Seattle commuters reflect on Portland train stabbings
As commuters rode the Seattle Link light rail on Tuesday, still reeling from the news of the fatal stabbings about Portland’s MAX light rail on Friday, they said they won’t allow hate to define or intimidate them.
Just a few hours north, Seattle riders expressed solidarity with the community of Portland after two men were killed and a third was injured while defending two teenage girls against a man spouting anti-Muslim rants.
“I’m so heartbroken that we lost two people that were doing the right thing,” said Tia Jones. “Such a loss of life, it’s really sad the more I think about it.”
Jones said she didn’t feel less safe riding public transportation. “It’s the reality we live in, whether we are on a train or not.”
Faduma Farrah said she spent her morning commute worrying about an upcoming test at Seattle University. But on her way home, no longer distracted and now riding in an almost empty car, her mind began to wander back to the stabbings.
“Subconsciously I avoided the train this weekend,” she said, fiddling with her black hijab. “Those two men that died were heroes.”
Several commuters said they were preparing for violence on public transit by carrying weapons or taking self-defense classes.
“I felt less safe after the election,” said Laurie Kriesel-Roth after boarding a southbound train in Pioneer Square. “As a minority, as a lesbian, it could totally happen to me.”
“It didn’t make me feel unsafe; it made me feel more worried about the direction our country is headed, that people are so intolerant of other people.” -Ryan McCloud
“No one really messes with me on the train. I’ve seen other people have problems on the train.” -Michele Mitchell

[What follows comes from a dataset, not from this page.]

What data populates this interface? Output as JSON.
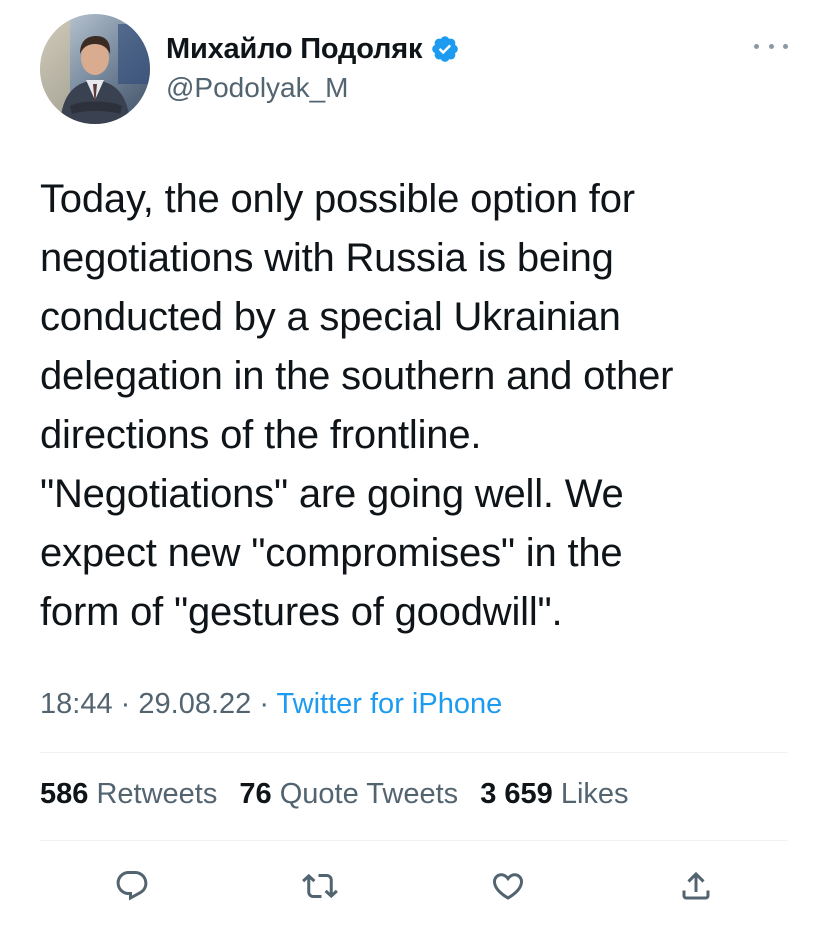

“I’m this white dude. I feel pretty safe. I’d like to think I would have stepped in, but you never really know until it happens.” -Sean Gilligan